--- WHAT TO PRODUCE ---
Please repeat the records, word for word and without gaps.

[Component data from apps and pages]
----

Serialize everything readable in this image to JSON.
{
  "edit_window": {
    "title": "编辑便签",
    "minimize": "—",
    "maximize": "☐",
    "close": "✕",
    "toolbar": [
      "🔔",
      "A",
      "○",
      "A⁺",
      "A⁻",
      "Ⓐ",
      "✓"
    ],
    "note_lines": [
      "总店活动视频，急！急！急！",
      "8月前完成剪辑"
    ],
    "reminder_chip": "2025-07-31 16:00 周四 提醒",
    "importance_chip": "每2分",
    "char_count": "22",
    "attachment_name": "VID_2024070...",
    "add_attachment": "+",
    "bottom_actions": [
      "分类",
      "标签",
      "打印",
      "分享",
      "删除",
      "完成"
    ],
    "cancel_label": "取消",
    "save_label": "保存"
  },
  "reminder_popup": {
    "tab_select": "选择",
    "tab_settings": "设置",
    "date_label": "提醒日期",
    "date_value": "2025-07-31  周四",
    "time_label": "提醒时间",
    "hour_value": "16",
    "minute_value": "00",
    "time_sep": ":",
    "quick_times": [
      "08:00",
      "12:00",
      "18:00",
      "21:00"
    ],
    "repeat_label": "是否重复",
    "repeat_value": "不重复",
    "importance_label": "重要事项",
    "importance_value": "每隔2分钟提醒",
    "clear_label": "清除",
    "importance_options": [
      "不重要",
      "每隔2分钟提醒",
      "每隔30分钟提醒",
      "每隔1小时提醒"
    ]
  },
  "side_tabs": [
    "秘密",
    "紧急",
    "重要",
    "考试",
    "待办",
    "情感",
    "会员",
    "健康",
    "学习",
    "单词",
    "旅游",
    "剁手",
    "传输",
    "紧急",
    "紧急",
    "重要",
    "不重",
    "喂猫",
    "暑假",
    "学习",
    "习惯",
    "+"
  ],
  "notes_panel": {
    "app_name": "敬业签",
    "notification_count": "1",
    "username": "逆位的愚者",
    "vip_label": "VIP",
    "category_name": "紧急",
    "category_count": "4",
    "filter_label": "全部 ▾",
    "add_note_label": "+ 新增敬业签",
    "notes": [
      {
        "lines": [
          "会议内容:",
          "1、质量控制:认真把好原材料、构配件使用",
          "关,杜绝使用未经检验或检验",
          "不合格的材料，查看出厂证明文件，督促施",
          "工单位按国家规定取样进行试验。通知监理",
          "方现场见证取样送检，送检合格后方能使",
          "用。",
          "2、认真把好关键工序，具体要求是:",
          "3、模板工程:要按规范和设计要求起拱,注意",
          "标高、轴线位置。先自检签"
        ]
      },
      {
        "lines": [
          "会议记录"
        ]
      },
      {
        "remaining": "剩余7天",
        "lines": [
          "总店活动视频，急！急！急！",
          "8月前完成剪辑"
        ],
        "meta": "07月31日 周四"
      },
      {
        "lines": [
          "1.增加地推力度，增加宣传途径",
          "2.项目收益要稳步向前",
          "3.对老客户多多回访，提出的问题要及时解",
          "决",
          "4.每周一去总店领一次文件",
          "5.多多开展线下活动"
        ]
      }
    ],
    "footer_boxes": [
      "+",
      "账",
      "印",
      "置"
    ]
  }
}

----

--- SOLUTION ---
Serialize everything readable in this image to JSON.
{
  "edit_window": {
    "title": "编辑便签",
    "minimize": "—",
    "maximize": "☐",
    "close": "✕",
    "toolbar": [
      "🔔",
      "A",
      "○",
      "A⁺",
      "A⁻",
      "Ⓐ",
      "✓"
    ],
    "note_lines": [
      "总店活动视频，急！急！急！",
      "8月前完成剪辑"
    ],
    "reminder_chip": "2025-07-31 16:00 周四 提醒",
    "importance_chip": "每2分",
    "char_count": "22",
    "attachment_name": "VID_2024070...",
    "add_attachment": "+",
    "bottom_actions": [
      "分类",
      "标签",
      "打印",
      "分享",
      "删除",
      "完成"
    ],
    "cancel_label": "取消",
    "save_label": "保存"
  },
  "reminder_popup": {
    "tab_select": "选择",
    "tab_settings": "设置",
    "date_label": "提醒日期",
    "date_value": "2025-07-31  周四",
    "time_label": "提醒时间",
    "hour_value": "16",
    "minute_value": "00",
    "time_sep": ":",
    "quick_times": [
      "08:00",
      "12:00",
      "18:00",
      "21:00"
    ],
    "repeat_label": "是否重复",
    "repeat_value": "不重复",
    "importance_label": "重要事项",
    "importance_value": "每隔2分钟提醒",
    "clear_label": "清除",
    "importance_options": [
      "不重要",
      "每隔2分钟提醒",
      "每隔30分钟提醒",
      "每隔1小时提醒"
    ]
  },
  "side_tabs": [
    "秘密",
    "紧急",
    "重要",
    "考试",
    "待办",
    "情感",
    "会员",
    "健康",
    "学习",
    "单词",
    "旅游",
    "剁手",
    "传输",
    "紧急",
    "紧急",
    "重要",
    "不重",
    "喂猫",
    "暑假",
    "学习",
    "习惯",
    "+"
  ],
  "notes_panel": {
    "app_name": "敬业签",
    "notification_count": "1",
    "username": "逆位的愚者",
    "vip_label": "VIP",
    "category_name": "紧急",
    "category_count": "4",
    "filter_label": "全部 ▾",
    "add_note_label": "+ 新增敬业签",
    "notes": [
      {
        "lines": [
          "会议内容:",
          "1、质量控制:认真把好原材料、构配件使用",
          "关,杜绝使用未经检验或检验",
          "不合格的材料，查看出厂证明文件，督促施",
          "工单位按国家规定取样进行试验。通知监理",
          "方现场见证取样送检，送检合格后方能使",
          "用。",
          "2、认真把好关键工序，具体要求是:",
          "3、模板工程:要按规范和设计要求起拱,注意",
          "标高、轴线位置。先自检签"
        ]
      },
      {
        "lines": [
          "会议记录"
        ]
      },
      {
        "remaining": "剩余7天",
        "lines": [
          "总店活动视频，急！急！急！",
          "8月前完成剪辑"
        ],
        "meta": "07月31日 周四"
      },
      {
        "lines": [
          "1.增加地推力度，增加宣传途径",
          "2.项目收益要稳步向前",
          "3.对老客户多多回访，提出的问题要及时解",
          "决",
          "4.每周一去总店领一次文件",
          "5.多多开展线下活动"
        ]
      }
    ],
    "footer_boxes": [
      "+",
      "账",
      "印",
      "置"
    ]
  }
}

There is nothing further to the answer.